Their papers, friends, were never more important than their humanity. And I think, so often in education, we get caught up in scores and rubrics and grades that we forget that these people are children. They are someone’s babies. They are someone’s most prized possessions. Remember when I told you that it all changed for me when my son was born? That’s when I knew I had to find another way? It’s true.
It changed because I looked out across my classroom at a sea of someone else’s babies and I realized that someone felt about all of those children the exact way that I felt about my son. So, if I was good at building relationships before—and I was—I committed to being great at it after he was born. Because I knew that if someone ever treated him as a test score or a category on a rubric, it would break my heart.
And so, my challenge to you is this: put those young people first, and realize that the achievement will come. There is no need to rush it. It will happen. This pandemic has changed them. It has changed all of us. It has forever altered how and where and when we communicate with one another. Teach them how to be people again. Look them in the eyes and tell them that they matter. Remind them they matter until they believe you. Make sure they know that you are glad to see them today. Smile at them. Ask them how they are doing—and mean it. Because, chances are, you’re the only teacher today who has.

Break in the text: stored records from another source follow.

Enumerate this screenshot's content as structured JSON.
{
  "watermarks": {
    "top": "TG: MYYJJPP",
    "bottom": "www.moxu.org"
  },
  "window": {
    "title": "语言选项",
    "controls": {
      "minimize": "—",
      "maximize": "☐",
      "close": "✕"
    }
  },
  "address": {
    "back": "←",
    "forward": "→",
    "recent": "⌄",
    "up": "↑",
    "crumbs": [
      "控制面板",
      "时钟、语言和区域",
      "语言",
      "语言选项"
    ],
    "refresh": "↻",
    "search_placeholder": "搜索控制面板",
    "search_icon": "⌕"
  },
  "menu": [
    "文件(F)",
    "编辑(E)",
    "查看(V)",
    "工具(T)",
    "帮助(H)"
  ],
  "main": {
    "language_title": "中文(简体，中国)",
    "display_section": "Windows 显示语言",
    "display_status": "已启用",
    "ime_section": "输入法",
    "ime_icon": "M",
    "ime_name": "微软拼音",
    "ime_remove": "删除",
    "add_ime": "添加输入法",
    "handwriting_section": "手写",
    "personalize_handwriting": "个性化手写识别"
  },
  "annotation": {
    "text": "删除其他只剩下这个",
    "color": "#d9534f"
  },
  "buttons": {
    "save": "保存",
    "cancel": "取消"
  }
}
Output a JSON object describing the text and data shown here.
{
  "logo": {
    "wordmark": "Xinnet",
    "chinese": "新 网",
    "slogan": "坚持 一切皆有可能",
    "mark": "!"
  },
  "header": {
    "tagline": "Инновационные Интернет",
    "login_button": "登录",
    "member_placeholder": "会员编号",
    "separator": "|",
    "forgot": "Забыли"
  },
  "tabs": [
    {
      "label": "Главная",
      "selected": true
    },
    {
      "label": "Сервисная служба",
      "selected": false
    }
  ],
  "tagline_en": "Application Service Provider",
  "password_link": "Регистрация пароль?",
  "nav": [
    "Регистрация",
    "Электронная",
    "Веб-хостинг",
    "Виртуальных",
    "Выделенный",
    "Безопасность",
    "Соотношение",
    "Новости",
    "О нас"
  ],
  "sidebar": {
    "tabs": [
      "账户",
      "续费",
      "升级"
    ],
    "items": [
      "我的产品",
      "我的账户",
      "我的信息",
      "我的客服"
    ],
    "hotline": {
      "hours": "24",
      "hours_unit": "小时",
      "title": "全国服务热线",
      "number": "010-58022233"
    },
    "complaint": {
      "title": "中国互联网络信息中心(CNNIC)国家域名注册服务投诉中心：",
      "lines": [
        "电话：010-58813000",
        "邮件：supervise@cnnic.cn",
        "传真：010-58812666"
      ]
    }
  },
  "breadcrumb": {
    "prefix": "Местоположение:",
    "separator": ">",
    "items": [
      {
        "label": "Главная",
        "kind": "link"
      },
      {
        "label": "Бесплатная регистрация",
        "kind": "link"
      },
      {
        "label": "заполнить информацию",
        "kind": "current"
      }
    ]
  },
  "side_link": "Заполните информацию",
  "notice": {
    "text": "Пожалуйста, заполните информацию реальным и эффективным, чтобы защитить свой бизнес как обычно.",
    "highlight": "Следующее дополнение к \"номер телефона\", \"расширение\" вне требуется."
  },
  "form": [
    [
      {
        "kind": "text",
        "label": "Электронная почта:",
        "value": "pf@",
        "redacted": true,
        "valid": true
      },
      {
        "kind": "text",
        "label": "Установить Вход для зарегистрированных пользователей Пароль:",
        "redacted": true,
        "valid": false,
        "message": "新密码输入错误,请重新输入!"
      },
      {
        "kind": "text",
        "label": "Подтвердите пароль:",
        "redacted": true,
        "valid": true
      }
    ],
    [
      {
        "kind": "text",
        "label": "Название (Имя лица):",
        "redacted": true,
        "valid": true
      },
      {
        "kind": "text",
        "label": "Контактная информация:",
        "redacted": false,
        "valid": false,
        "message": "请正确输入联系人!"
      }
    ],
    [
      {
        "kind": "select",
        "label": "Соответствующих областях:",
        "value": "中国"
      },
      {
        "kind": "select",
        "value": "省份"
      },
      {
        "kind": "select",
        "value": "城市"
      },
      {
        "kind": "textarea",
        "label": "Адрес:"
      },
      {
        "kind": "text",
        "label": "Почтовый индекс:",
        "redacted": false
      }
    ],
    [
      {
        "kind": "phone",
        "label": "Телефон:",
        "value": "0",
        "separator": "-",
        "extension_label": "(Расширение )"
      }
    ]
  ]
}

For more on Lindsey's work, go to http://www.lindseyactonstories.com.
You can also follow her on Twitter (@MrsActon) or Instagram (@lindseyactonstories).